- PROBLEM STATEMENT
Only the lines from the one containing "Decode this image" through the end of the listing are to be repeated, exactly and without pictures.

- EXERCISE MATERIALS
_ _ _ _ _ _ _

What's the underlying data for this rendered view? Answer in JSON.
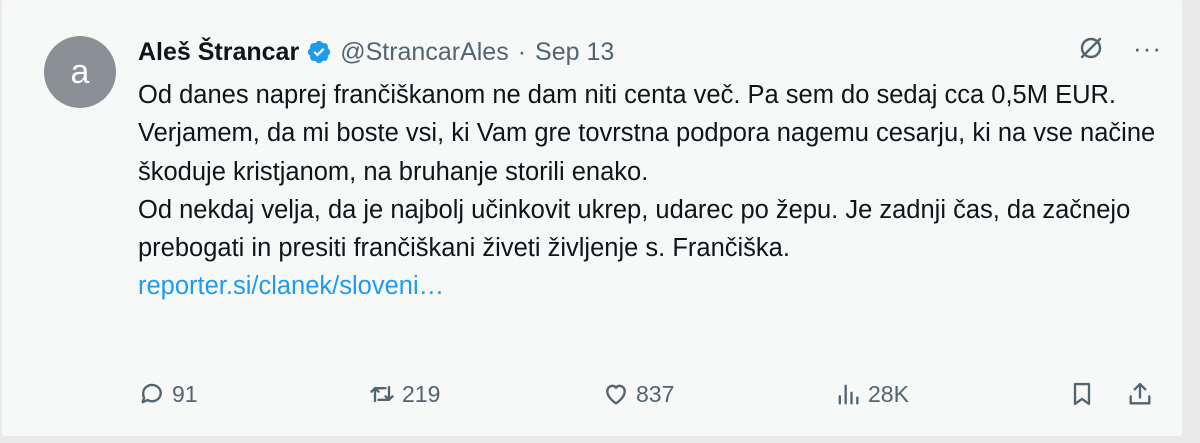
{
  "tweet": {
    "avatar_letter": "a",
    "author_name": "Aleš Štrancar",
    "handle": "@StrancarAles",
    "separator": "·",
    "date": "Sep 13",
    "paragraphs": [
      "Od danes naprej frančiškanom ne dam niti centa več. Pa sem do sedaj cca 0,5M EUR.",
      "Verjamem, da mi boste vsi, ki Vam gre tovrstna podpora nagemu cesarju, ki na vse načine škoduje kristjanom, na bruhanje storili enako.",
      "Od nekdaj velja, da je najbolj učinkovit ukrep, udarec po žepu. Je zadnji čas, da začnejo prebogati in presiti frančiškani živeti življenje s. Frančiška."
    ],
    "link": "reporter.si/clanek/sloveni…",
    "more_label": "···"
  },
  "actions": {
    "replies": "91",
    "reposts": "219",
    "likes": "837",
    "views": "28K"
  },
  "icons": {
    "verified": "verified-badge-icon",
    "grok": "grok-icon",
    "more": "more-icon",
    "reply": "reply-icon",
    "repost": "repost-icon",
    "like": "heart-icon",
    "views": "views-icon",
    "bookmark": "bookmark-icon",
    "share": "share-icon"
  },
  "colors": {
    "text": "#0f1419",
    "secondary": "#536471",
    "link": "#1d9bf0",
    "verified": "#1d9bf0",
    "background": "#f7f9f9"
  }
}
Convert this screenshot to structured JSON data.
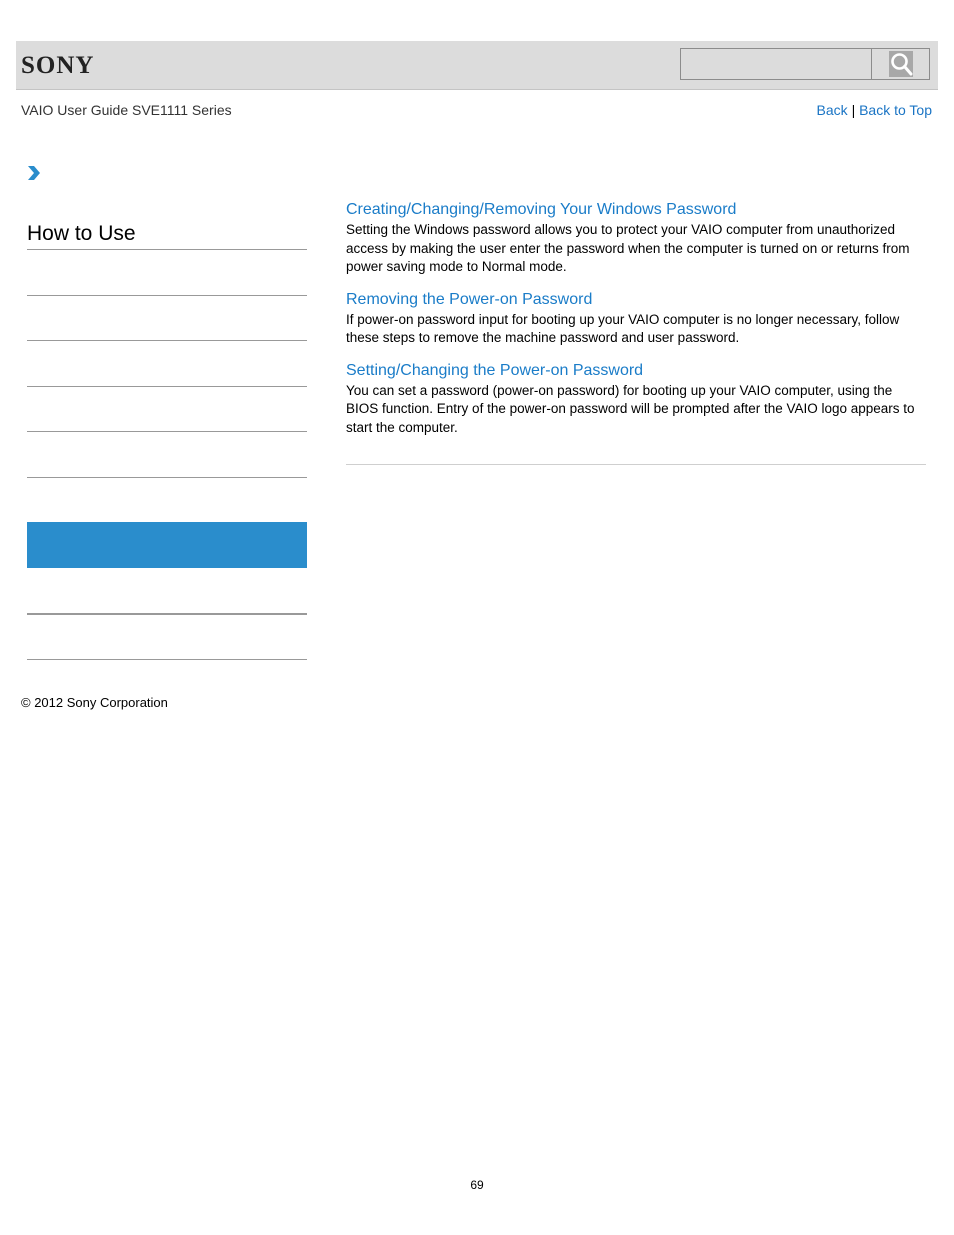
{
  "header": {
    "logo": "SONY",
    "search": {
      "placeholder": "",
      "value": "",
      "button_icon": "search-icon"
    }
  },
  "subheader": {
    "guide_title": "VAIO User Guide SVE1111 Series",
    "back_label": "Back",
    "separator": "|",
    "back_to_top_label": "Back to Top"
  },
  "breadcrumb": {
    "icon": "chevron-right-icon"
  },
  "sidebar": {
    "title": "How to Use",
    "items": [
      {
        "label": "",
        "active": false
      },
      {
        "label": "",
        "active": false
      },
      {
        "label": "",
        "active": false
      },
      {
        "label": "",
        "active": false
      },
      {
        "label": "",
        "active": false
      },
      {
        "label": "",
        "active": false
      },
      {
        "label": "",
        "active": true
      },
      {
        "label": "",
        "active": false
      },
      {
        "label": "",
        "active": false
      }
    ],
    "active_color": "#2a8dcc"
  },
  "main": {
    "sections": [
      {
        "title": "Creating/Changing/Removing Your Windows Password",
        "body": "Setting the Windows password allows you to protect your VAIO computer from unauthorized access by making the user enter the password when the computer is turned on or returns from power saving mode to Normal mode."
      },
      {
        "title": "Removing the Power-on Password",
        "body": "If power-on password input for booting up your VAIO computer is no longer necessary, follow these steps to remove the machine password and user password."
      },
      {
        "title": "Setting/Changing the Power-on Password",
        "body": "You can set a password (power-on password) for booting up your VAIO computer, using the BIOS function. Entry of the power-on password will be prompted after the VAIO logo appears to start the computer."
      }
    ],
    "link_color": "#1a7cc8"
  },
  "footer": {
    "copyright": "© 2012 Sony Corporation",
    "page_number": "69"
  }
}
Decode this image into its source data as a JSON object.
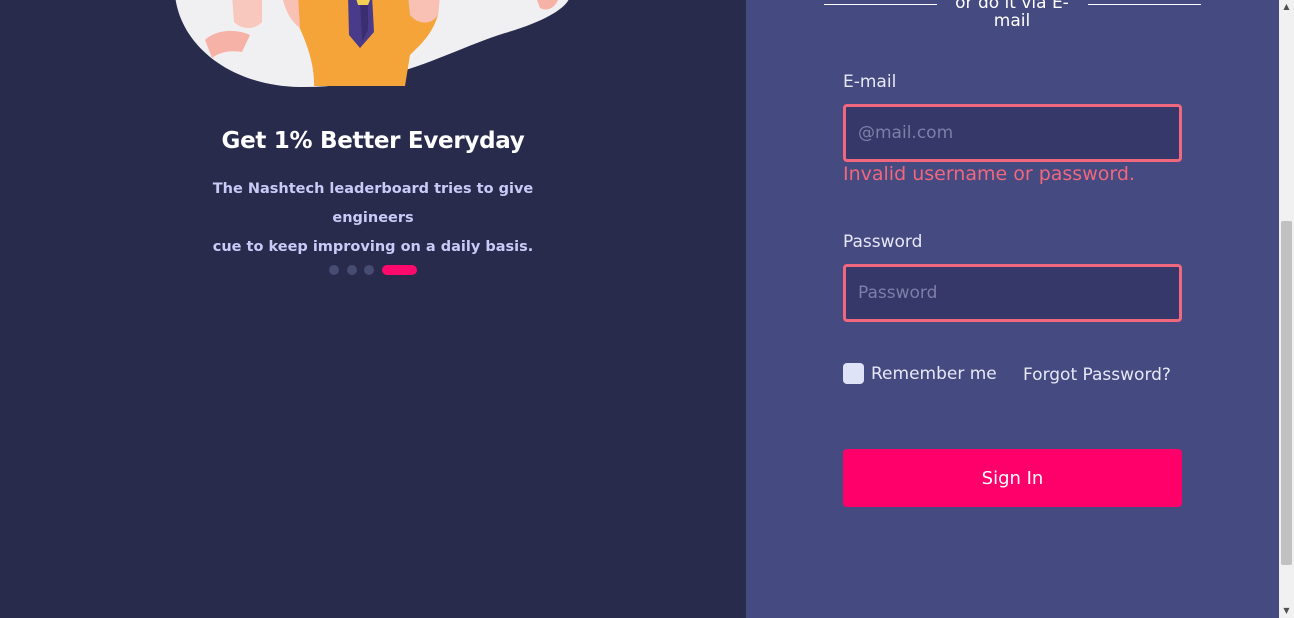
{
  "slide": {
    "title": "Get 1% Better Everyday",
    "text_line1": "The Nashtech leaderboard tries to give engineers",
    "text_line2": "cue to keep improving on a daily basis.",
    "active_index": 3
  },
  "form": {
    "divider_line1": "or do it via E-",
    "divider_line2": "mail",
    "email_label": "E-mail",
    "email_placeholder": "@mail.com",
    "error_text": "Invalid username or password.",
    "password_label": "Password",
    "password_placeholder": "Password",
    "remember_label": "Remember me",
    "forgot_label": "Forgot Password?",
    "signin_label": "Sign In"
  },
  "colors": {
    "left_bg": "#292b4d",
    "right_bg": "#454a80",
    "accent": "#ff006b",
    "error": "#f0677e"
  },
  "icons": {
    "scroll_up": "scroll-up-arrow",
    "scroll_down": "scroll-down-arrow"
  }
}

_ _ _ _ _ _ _

- SOLUTION TO THIS EXERCISE
Decode this image into its source data as a JSON object.
{
  "slide": {
    "title": "Get 1% Better Everyday",
    "text_line1": "The Nashtech leaderboard tries to give engineers",
    "text_line2": "cue to keep improving on a daily basis.",
    "active_index": 3
  },
  "form": {
    "divider_line1": "or do it via E-",
    "divider_line2": "mail",
    "email_label": "E-mail",
    "email_placeholder": "@mail.com",
    "error_text": "Invalid username or password.",
    "password_label": "Password",
    "password_placeholder": "Password",
    "remember_label": "Remember me",
    "forgot_label": "Forgot Password?",
    "signin_label": "Sign In"
  },
  "colors": {
    "left_bg": "#292b4d",
    "right_bg": "#454a80",
    "accent": "#ff006b",
    "error": "#f0677e"
  },
  "icons": {
    "scroll_up": "scroll-up-arrow",
    "scroll_down": "scroll-down-arrow"
  }
}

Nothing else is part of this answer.